We walked for some time admiring the internal structures of the cave spaces. Do you remember what the difference is between a stalactite and a stalagmite? The stalactite descends from the ceiling. It is a more or less conical shape created as mineral laden moisture runs down and leaves a deposit of the minerals at the tip before some water drips off the bottom end. The stalagmite ‘grows’ up from the ground as mineral laden water drops onto it. After hundreds and thousands of years, we can then see their forms. If stalactites – the ceiling formations – grow long enough to connect with stalagmites on the floor, they form a column. In the Royal Arch cave, the stalactites and stalagmites were seldom thin and spindly, rather they were clumpy, bulbous, gross rather than refined.
When we reached another area where the ‘ceiling’ had fallen in, seeing daylight again was reassuring. This is commonly referred to as ‘picnic cave’. Greening occurs on some wall where light enters and rain can fall.
Apparently years ago this was the site of a rescue of three local boys who slipped into the caves over locked gates carrying only one carbide light between them, ready for adventure. When the single light went out permanently they became lost in the maze of caves. Eventually they found the opening pictured above. Only one boy could eventually clamber up the fig tree roots and rocky walls and out of the steep irregular sides to go and get help – hours later. His feet were cut badly from the razor sharp rocks. The rescue was especially problematic because the upward air drafts from the cave meant the helicopter could only hover for 30 seconds at a time or risk engine overheating and failure. They then had to fly around for 5-10 minutes to cool down.

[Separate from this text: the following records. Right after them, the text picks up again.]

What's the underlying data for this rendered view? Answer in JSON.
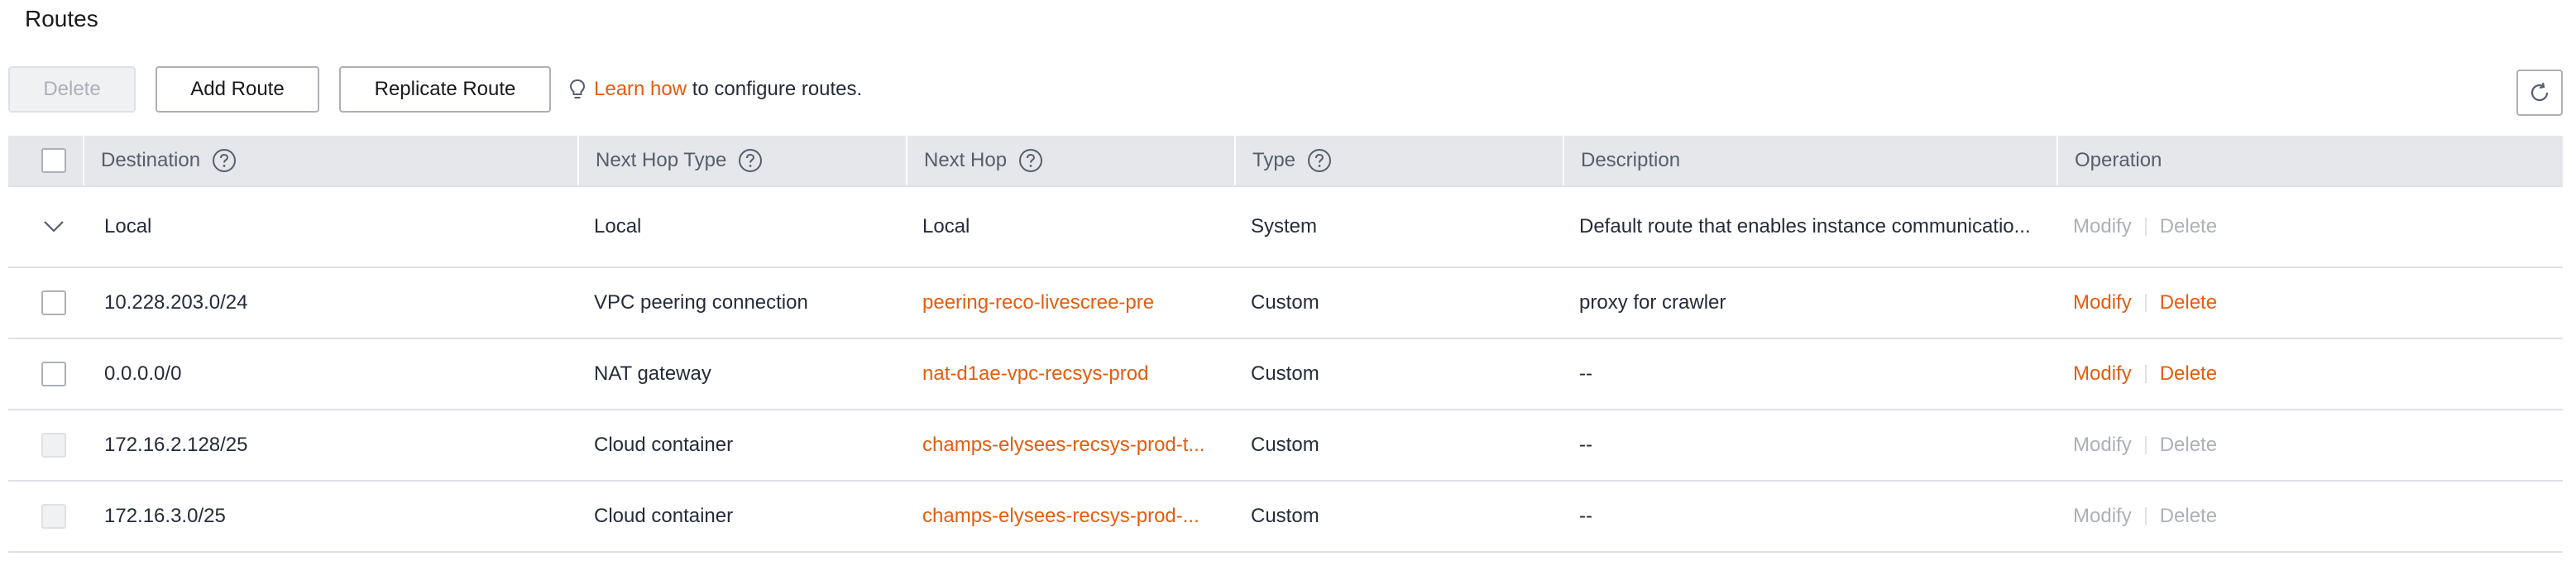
{
  "page": {
    "title": "Routes"
  },
  "toolbar": {
    "delete_label": "Delete",
    "add_route_label": "Add Route",
    "replicate_route_label": "Replicate Route",
    "tip_link": "Learn how",
    "tip_text": " to configure routes."
  },
  "icons": {
    "refresh": "refresh-icon",
    "help": "help-circle-icon",
    "bulb": "lightbulb-icon",
    "expand": "chevron-down-icon"
  },
  "colors": {
    "accent": "#e65c0c",
    "header_bg": "#e6e7ea",
    "disabled_text": "#adb0b8"
  },
  "table": {
    "columns": {
      "destination": "Destination",
      "next_hop_type": "Next Hop Type",
      "next_hop": "Next Hop",
      "type": "Type",
      "description": "Description",
      "operation": "Operation"
    },
    "rows": [
      {
        "destination": "Local",
        "next_hop_type": "Local",
        "next_hop": "Local",
        "type": "System",
        "description": "Default route that enables instance communicatio...",
        "modify": "Modify",
        "delete": "Delete"
      },
      {
        "destination": "10.228.203.0/24",
        "next_hop_type": "VPC peering connection",
        "next_hop": "peering-reco-livescree-pre",
        "type": "Custom",
        "description": "proxy for crawler",
        "modify": "Modify",
        "delete": "Delete"
      },
      {
        "destination": "0.0.0.0/0",
        "next_hop_type": "NAT gateway",
        "next_hop": "nat-d1ae-vpc-recsys-prod",
        "type": "Custom",
        "description": "--",
        "modify": "Modify",
        "delete": "Delete"
      },
      {
        "destination": "172.16.2.128/25",
        "next_hop_type": "Cloud container",
        "next_hop": "champs-elysees-recsys-prod-t...",
        "type": "Custom",
        "description": "--",
        "modify": "Modify",
        "delete": "Delete"
      },
      {
        "destination": "172.16.3.0/25",
        "next_hop_type": "Cloud container",
        "next_hop": "champs-elysees-recsys-prod-...",
        "type": "Custom",
        "description": "--",
        "modify": "Modify",
        "delete": "Delete"
      }
    ]
  }
}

The textures of the limestone cave walls varied. I was surprised by the sharpness of ‘gouged’/deep ‘engraved’ markings on the rocks.
Within the cave tour, our guide allowed for personal adventure. There was a tube like pathway which some could choose to squeeze through on their stomachs to an area then swivel around in a tiny confined space before going down the tube feet first to come out in a new cave space. Peter dared to take this path while I walked the alternative open path. And he loved the experience despite almost getting stuck with his wide shoulders. We were both surprised how few children were prepared to take risks; sad that they are already denying themselves the opportunity to explore what was really a safe environment despite the hype the guide added.

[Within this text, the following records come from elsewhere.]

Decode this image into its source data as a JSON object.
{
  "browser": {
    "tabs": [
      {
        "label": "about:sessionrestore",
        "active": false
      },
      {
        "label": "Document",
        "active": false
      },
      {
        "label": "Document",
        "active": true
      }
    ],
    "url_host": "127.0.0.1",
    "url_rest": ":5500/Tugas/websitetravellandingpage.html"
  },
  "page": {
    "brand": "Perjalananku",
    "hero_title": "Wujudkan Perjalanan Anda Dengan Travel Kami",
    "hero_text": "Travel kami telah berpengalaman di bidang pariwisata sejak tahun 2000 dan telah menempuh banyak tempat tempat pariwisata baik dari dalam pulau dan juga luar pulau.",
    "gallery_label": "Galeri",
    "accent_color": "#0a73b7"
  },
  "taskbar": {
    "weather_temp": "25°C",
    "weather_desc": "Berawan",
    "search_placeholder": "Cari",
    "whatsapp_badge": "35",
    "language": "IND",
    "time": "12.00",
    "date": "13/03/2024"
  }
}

You might recall, when I was walking through one of the Undara lava tube caves, I showed photos of the calcrete floor surface. There was a similar surface in one of the Royal Arch caves.

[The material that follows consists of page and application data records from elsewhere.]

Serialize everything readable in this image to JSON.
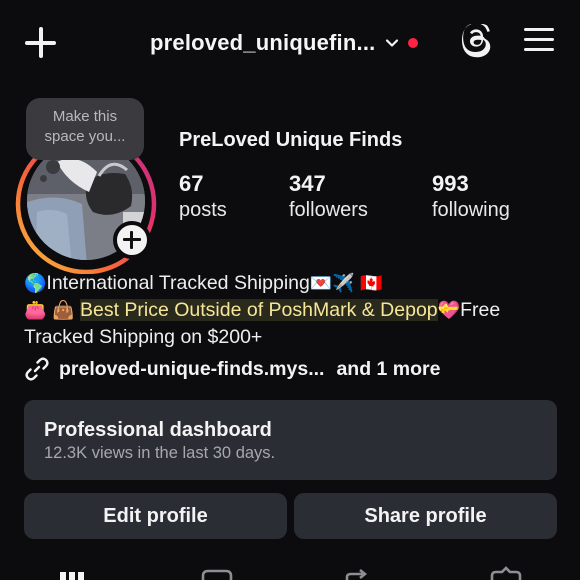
{
  "header": {
    "username": "preloved_uniquefin...",
    "create_icon": "plus-icon",
    "dropdown_icon": "chevron-down-icon",
    "notification_color": "#ff2343",
    "threads_icon": "threads-icon",
    "menu_icon": "hamburger-menu-icon"
  },
  "profile": {
    "note_placeholder": "Make this space you...",
    "display_name": "PreLoved Unique Finds",
    "stats": [
      {
        "value": "67",
        "label": "posts"
      },
      {
        "value": "347",
        "label": "followers"
      },
      {
        "value": "993",
        "label": "following"
      }
    ],
    "story_ring_colors": [
      "#f9c33b",
      "#f7693a",
      "#e1306c",
      "#c13584"
    ]
  },
  "bio": {
    "line1_prefix_emoji": "🌎",
    "line1_text": "International Tracked Shipping",
    "line1_suffix_emoji": "💌✈️ 🇨🇦",
    "line2_prefix_emoji": "👛 👜",
    "line2_highlight": "Best Price Outside of PoshMark & Depop",
    "line2_emoji": "💝",
    "line2_text": "Free",
    "line3_text": "Tracked Shipping on $200+"
  },
  "links": {
    "primary": "preloved-unique-finds.mys...",
    "more": "and 1 more",
    "icon": "link-icon"
  },
  "dashboard": {
    "title": "Professional dashboard",
    "subtitle": "12.3K views in the last 30 days."
  },
  "actions": {
    "edit_label": "Edit profile",
    "share_label": "Share profile"
  },
  "tabs": [
    {
      "icon": "grid-icon"
    },
    {
      "icon": "reels-icon"
    },
    {
      "icon": "reposts-icon"
    },
    {
      "icon": "tagged-icon"
    }
  ]
}
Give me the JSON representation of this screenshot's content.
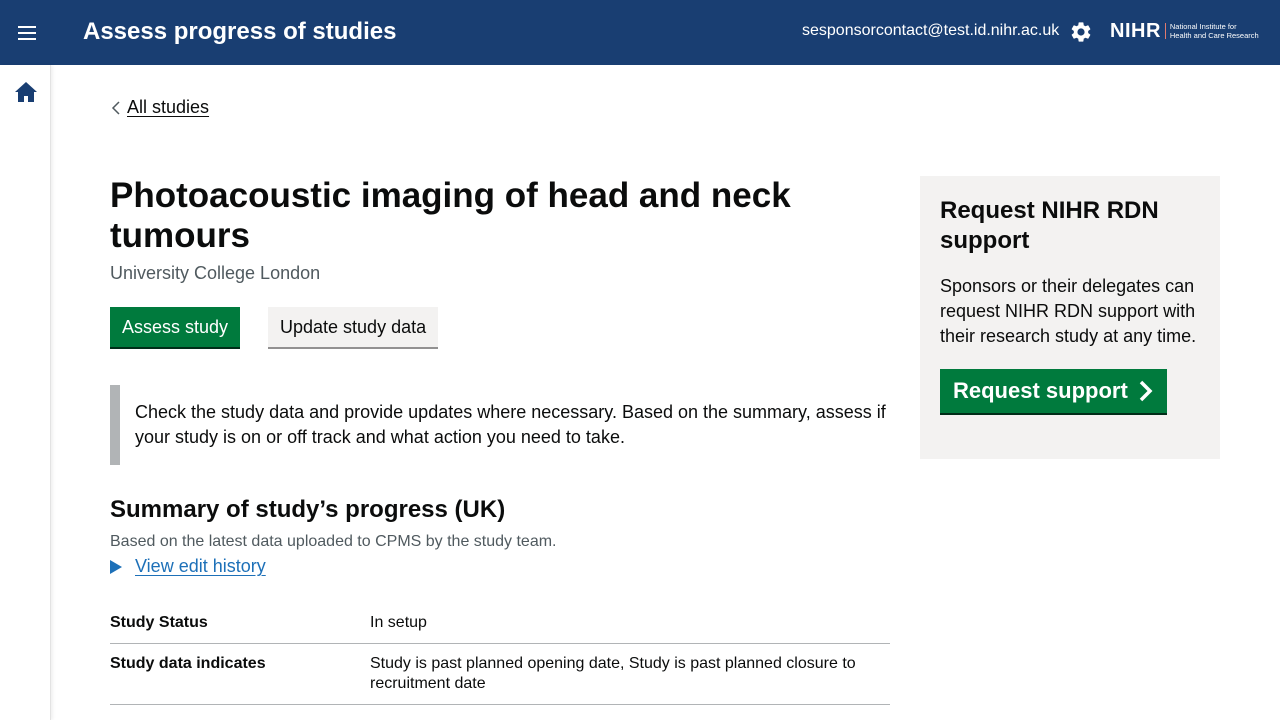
{
  "header": {
    "app_title": "Assess progress of studies",
    "user_email": "sesponsorcontact@test.id.nihr.ac.uk",
    "logo_main": "NIHR",
    "logo_line1": "National Institute for",
    "logo_line2": "Health and Care Research",
    "icons": [
      "menu-icon",
      "gear-icon"
    ]
  },
  "sidebar": {
    "icons": [
      "home-icon"
    ]
  },
  "breadcrumb": {
    "back_label": "All studies"
  },
  "study": {
    "title": "Photoacoustic imaging of head and neck tumours",
    "organisation": "University College London"
  },
  "actions": {
    "assess_label": "Assess study",
    "update_label": "Update study data"
  },
  "inset_text": "Check the study data and provide updates where necessary. Based on the summary, assess if your study is on or off track and what action you need to take.",
  "summary": {
    "heading": "Summary of study’s progress (UK)",
    "subheading": "Based on the latest data uploaded to CPMS by the study team.",
    "edit_history_label": "View edit history",
    "rows": [
      {
        "key": "Study Status",
        "value": "In setup"
      },
      {
        "key": "Study data indicates",
        "value": "Study is past planned opening date, Study is past planned closure to recruitment date"
      }
    ]
  },
  "aside": {
    "heading": "Request NIHR RDN support",
    "text": "Sponsors or their delegates can request NIHR RDN support with their research study at any time.",
    "button_label": "Request support"
  },
  "colors": {
    "header_bg": "#193e72",
    "primary_button": "#007a3d",
    "link": "#1d70b8",
    "aside_bg": "#f3f2f1",
    "inset_border": "#b1b4b6"
  }
}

We saw a number of well camouflaged small cave spiders on the walls. The spider in the photo below had spun a web connected to the railings of part of the walk pathway. Apparently the main spider types are the Huntsmen and the St Andrews Cross varieties.
Decades have passed since I last visited a limestone cave. I had memories of spectacular white wet stalactites and stalagmites. However all those were located in southern Australia where usually moisture comes through for most months of the year. Way up north at the top of Queensland the weather and climate is quite different. The result are comparatively drier caves, and the speed at which water droplets fall is so much slower.
After two hours we emerged from the cave with its feeling of profound emptiness, and returned to the warm sunlit living landscape.